J.H. Taylor, a British Golfing Giant

5-time British Open winner J.H. Taylor pictured in 1908
J.H. Taylor was a 5-time winner of the British Open. Hulton Archive/Getty Images

John Henry Taylor, commonly known as J.H. Taylor, was one-third of the "Great Triumvirate," that trio of British golfers who dominated the sport in the late 19th/early 20th century. He won five Open Championship titles and set records that still stand today.

Date of birth: March 19, 1871
Place of birth: Devon, England
Date of death: February 10, 1963

Major Championship Wins


  • 1894 British Open
  • 1895 British Open
  • 1900 British Open
  • 1909 British Open
  • 1913 British Open

Among Taylor's other significant victories are these:

  • 1891 English Challenge Match Play
  • 1901 Tooting Bec Cup
  • 1904 British PGA
  • 1908 French Open
  • 1908 British PGA
  • 1909 French Open
  • 1912 German Open
  • 1921 Roehampton Invitation
  • 1929 Dutch Open

Awards and Honors

  • Member, World Golf Hall of Fame
  • Captain, Great Britain Ryder Cup team, 1933

Quote, Unquote

"Always remember that however good you may be, the game is your master." - J.H. Taylor

J.H. Taylor Trivia

  • Taylor's Open-winning score of 326 in 1894 is the highest 72-hole total in tournament history.
  • Taylor was the first English golfer to win an Open at St. Andrews, doing so in 1895.
  • Taylor won both the 1900 and 1913 British Opens by eight strokes. To this day, that remains tied for the largest margin of victory in any post-19th Century Open Championship.
  • Taylor is one of three golfers (the others are Harry Vardon and Gary Player) to win the Open Championship in three decades.
  • Taylor is the only person to serve as a Ryder Cup captain without ever playing in the Ryder Cup.

Biography of J.H. Taylor

John Henry Taylor formed Britain's "Great Triumvirate" of golfers along with Harry Vardon and James Braid. The trio dominated the British Open, with Taylor and Braid winning five times each and Vardon six times in the late 19th/early 20th centuries.

J.H. Taylor did not come from wealth, and his father died while he was just an infant. Taylor began working at a young age to help his family. One of his jobs was that of caddie at Westward Ho golf course near his home.

He gradually moved up the ranks at Westward Ho, joining the greenskeeping staff and learning about golf course layout and maintenance. He also honed his golf game during these years, and by age 19 was ready to turn pro.

Taylor's first Open Championship victory followed four years later, in 1894, and he won again the following year. Three more victories came after the turn of the century. His final British Open win was in 1913, 19 years after his first. That 19-year gap between first and final Open wins is a tournament record.

From 1893 through 1909, Taylor never finished outside the Top 10 in an Open. After falling to 14th in 1910, he later added another six Top 10 finishes, the last in 1925.
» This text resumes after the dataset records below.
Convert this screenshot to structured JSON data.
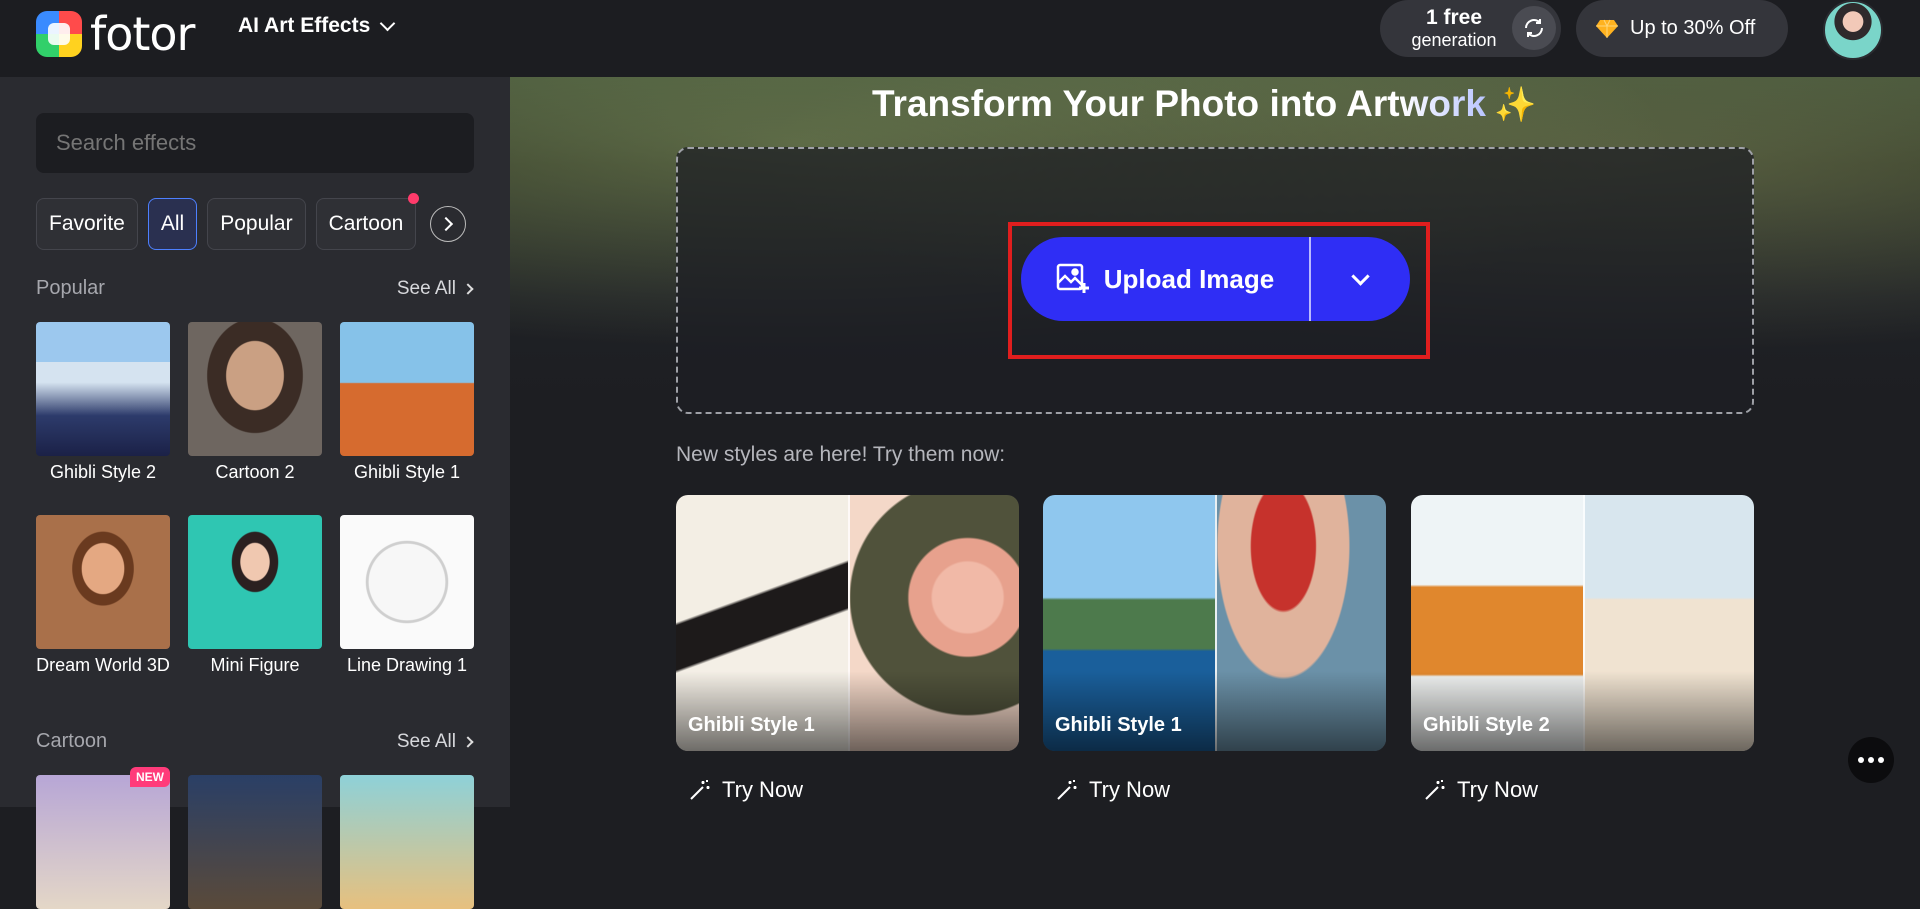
{
  "header": {
    "logo_text": "fotor",
    "menu_label": "AI Art Effects",
    "credits_count": "1 free",
    "credits_unit": "generation",
    "promo_label": "Up to 30% Off"
  },
  "sidebar": {
    "search_placeholder": "Search effects",
    "chips": [
      {
        "label": "Favorite"
      },
      {
        "label": "All",
        "active": true
      },
      {
        "label": "Popular"
      },
      {
        "label": "Cartoon",
        "dot": true
      }
    ],
    "sections": [
      {
        "title": "Popular",
        "see_all": "See All",
        "items": [
          {
            "label": "Ghibli Style 2"
          },
          {
            "label": "Cartoon 2"
          },
          {
            "label": "Ghibli Style 1"
          },
          {
            "label": "Dream World 3D"
          },
          {
            "label": "Mini Figure"
          },
          {
            "label": "Line Drawing 1"
          }
        ]
      },
      {
        "title": "Cartoon",
        "see_all": "See All",
        "new_badge": "NEW"
      }
    ]
  },
  "main": {
    "title_prefix": "Transform Your Photo into Art",
    "title_accent": "work",
    "upload_label": "Upload Image",
    "new_styles_text": "New styles are here! Try them now:",
    "cards": [
      {
        "label": "Ghibli Style 1",
        "cta": "Try Now"
      },
      {
        "label": "Ghibli Style 1",
        "cta": "Try Now"
      },
      {
        "label": "Ghibli Style 2",
        "cta": "Try Now"
      }
    ]
  },
  "icons": {
    "refresh": "refresh-icon",
    "gem": "gem-icon",
    "upload": "image-add-icon",
    "wand": "magic-wand-icon",
    "more": "more-dots-icon"
  },
  "colors": {
    "primary_button": "#2f2ef5",
    "highlight_border": "#e01e1e",
    "active_chip_border": "#4d80ff",
    "new_badge": "#ff3b7a"
  }
}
As late as 1924, at the age of 53, Taylor finished fourth at the Open. Taylor's six runner-up finishes are second-most in Open history (behind Jack Nicklaus' 7) and he shares the tournament record (with Nicklaus) for most career Top 5 finishes (16).

During his heyday, Taylor won other big tournaments such as the French Open, German Open and British Professional Match Play. He also finished second to Harry Vardon at the 1900 U.S. Open (one of only two times Taylor played the U.S. Open).

The World Golf Hall of Fame described accuracy as the hallmark of Taylor's game:

"Taylor's accuracy was legendary. At Sandwich, where he won his first Open by five strokes in 1894, he would have the directional posts removed from the blind holes out of fear that his drives would hit them and carom into bunkers."

In 1933, he served as captain of the Great Britain team in the Ryder Cup, the fourth time the Cup was played.

While Taylor spent many of his years following his playing career designing and remodeling golf courses around Britain, his biggest contribution came as a driving force behind the formation of the Professional Golfers Association in Britain. Taylor's public speaking helped raised the profile of the organization and of pro golfers in general.

Taylor was the last survivor of golf's 19th Century champions; he died at age 92 in 1963.

Books By J.H. Taylor

  • Golf, My Life's Work
  • Taylor on Golf: Impressions, Comments and Hints